Diane Ladd, a talented actress, writer, director, and singer who has received three Academy Award nominations, was born Rose Diane Ladner on 29 November 1935 in Meridian. She remained in her hometown until she graduated from high school at age sixteen and moved to New Orleans to attend finishing school. There, she studied singing, dancing, and fencing while acting at a community theater, modeling professionally, and singing with a French Quarter band. After a touring cast member of John Carradine’s Tobacco Road spotted Ladd during a performance, she was hired as a replacement actress for a San Francisco production. She made her way to New York City, where she enrolled at the Actors Studio and found a job dancing at the Copacabana.

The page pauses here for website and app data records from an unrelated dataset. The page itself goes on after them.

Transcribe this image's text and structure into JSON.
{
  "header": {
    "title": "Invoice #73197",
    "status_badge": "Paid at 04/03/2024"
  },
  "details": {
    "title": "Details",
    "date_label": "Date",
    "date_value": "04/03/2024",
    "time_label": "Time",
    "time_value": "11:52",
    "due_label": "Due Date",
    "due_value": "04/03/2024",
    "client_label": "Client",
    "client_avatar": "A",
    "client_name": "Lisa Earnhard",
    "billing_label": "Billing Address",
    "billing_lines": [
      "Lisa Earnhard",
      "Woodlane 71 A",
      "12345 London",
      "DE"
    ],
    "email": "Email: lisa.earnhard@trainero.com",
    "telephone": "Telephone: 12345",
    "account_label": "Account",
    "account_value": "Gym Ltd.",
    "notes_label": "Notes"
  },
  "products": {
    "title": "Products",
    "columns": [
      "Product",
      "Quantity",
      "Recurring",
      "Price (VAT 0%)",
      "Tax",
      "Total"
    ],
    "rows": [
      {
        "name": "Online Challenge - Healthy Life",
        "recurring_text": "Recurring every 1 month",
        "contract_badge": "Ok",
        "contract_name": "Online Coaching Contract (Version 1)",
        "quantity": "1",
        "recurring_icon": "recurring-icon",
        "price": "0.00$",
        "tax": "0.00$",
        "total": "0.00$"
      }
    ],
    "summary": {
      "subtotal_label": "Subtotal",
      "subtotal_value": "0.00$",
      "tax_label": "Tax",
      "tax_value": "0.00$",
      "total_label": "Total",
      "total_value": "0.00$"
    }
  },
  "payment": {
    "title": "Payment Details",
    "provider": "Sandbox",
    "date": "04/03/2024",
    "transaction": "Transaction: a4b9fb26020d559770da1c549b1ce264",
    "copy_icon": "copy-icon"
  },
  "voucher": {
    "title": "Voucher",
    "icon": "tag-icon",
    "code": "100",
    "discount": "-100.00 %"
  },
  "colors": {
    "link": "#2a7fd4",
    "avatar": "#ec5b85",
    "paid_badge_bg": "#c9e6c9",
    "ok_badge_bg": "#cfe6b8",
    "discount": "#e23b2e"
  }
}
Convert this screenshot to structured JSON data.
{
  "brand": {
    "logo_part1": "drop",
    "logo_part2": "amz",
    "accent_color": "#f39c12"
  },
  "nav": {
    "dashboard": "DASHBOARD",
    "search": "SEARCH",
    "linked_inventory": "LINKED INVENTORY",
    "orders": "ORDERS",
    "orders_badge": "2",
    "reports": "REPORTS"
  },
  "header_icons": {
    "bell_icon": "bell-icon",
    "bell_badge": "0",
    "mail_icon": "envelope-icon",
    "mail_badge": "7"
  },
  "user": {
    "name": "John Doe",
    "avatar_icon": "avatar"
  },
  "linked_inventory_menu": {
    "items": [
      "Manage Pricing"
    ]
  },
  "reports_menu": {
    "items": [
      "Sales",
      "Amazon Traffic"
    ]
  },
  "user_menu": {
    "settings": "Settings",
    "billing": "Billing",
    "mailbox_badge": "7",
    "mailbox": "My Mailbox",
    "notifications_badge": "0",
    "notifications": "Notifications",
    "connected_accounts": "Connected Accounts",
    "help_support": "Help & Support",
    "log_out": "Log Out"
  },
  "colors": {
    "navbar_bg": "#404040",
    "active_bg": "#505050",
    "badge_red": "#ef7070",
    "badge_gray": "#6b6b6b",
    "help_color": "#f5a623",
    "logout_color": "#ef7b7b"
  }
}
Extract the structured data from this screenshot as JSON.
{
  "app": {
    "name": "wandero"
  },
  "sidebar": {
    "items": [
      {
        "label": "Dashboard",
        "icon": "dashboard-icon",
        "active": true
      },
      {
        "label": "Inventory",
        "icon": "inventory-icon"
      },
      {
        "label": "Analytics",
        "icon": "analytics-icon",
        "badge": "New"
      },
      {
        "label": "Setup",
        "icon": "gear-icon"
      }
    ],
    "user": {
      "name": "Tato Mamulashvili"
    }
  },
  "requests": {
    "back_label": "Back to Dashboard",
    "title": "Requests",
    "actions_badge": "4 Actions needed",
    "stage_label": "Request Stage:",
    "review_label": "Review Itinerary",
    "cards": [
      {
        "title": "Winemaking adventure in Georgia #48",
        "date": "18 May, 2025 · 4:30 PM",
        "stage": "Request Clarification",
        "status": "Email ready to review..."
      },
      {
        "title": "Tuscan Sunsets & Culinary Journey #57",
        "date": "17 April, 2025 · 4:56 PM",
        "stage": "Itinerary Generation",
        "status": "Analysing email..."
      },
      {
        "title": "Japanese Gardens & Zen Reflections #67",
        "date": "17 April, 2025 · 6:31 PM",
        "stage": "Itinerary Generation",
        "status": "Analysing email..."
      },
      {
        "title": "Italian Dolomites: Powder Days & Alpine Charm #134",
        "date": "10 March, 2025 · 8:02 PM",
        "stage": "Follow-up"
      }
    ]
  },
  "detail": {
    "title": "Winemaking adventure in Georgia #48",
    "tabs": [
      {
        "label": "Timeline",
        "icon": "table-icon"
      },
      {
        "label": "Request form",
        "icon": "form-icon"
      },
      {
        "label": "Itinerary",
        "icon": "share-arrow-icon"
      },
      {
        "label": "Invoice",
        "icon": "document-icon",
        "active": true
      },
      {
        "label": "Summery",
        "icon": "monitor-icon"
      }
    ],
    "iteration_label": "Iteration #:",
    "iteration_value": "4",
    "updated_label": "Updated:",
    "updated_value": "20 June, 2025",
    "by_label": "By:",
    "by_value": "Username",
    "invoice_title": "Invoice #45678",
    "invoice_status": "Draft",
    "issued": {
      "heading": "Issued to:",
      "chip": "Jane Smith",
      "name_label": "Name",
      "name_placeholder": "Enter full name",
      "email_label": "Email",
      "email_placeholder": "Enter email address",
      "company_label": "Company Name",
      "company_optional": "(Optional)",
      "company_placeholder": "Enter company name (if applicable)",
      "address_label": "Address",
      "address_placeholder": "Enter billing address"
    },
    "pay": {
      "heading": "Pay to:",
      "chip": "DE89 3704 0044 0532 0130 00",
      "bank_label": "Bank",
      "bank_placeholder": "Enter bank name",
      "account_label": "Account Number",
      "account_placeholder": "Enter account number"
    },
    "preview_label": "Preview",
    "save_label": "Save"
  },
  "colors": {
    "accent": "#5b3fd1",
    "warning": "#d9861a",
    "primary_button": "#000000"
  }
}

Her first major stage role came in the 1959 Off-Broadway production of Orpheus Descending by Tennessee Williams, who was Ladd’s first cousin. The following year, she married Bruce Dern, one of her Orpheus Descending costars. Before divorcing in 1969, the couple had two children, Laura Dern, who went on to become a noted actress, and Diane Elizabeth Dern, who died in an accident at age eighteen months. Ladd performed in many theater productions, including the Broadway play Carry Me Back to Morningside Heights (1968), the Off-Broadway production of Noisy Passengers (1970), and Preston Jones’s renowned Texas Trilogy, Lu Ann Hampton Laverty Oberlander (1976).
After appearing in Roman Polanski’s Chinatown (1974), which received numerous Oscar nominations, Ladd had her breakthrough film role as the wisecracking waitress Flo in Martin Scorcese’s Alice Doesn’t Live Here Anymore (1974), for which she earned the first of her Best Supporting Actress Academy Award nominations. In 1980–81 she played waitress Belle Dupree in CBS’s television adaptation of the film, Alice. Her second Academy Award nomination acknowledged her portrayal of Marietta in David Lynch’s Wild at Heart, in which she played the obsessive and malicious mother of her real-life daughter, Laura Dern. In 1991 she and Dern again acted together in Martha Coolidge’s Rambling Rose, for which both mother and daughter received Academy Award nominations.
From 1969 to 1977 Ladd was married to William A. Shea Jr., and in 1999 she married businessman Robert Charles Hunter. Ladd continues to act on stage, on television, and in films, frequently playing the role of a southern woman, replete with a heavy accent. In addition to guest appearances on E.R., Cold Case, Touched by an Angel, Grace under Fire, and numerous other shows, she appeared as Helen Jellicoe on television’s Enlightened from 2011 to 2013. Other notable films have included Ghosts of Mississippi (1996), Primary Colors (1998), 28 Days (2000), The World’s Fastest Indian (2005), and Joy (2015).
- Diane Ladd website, www.dianeladd.com
- Hollywood.com website, www.hollywood.com
- Internet Movie Database website, www.imdb.com
- US Census (1940)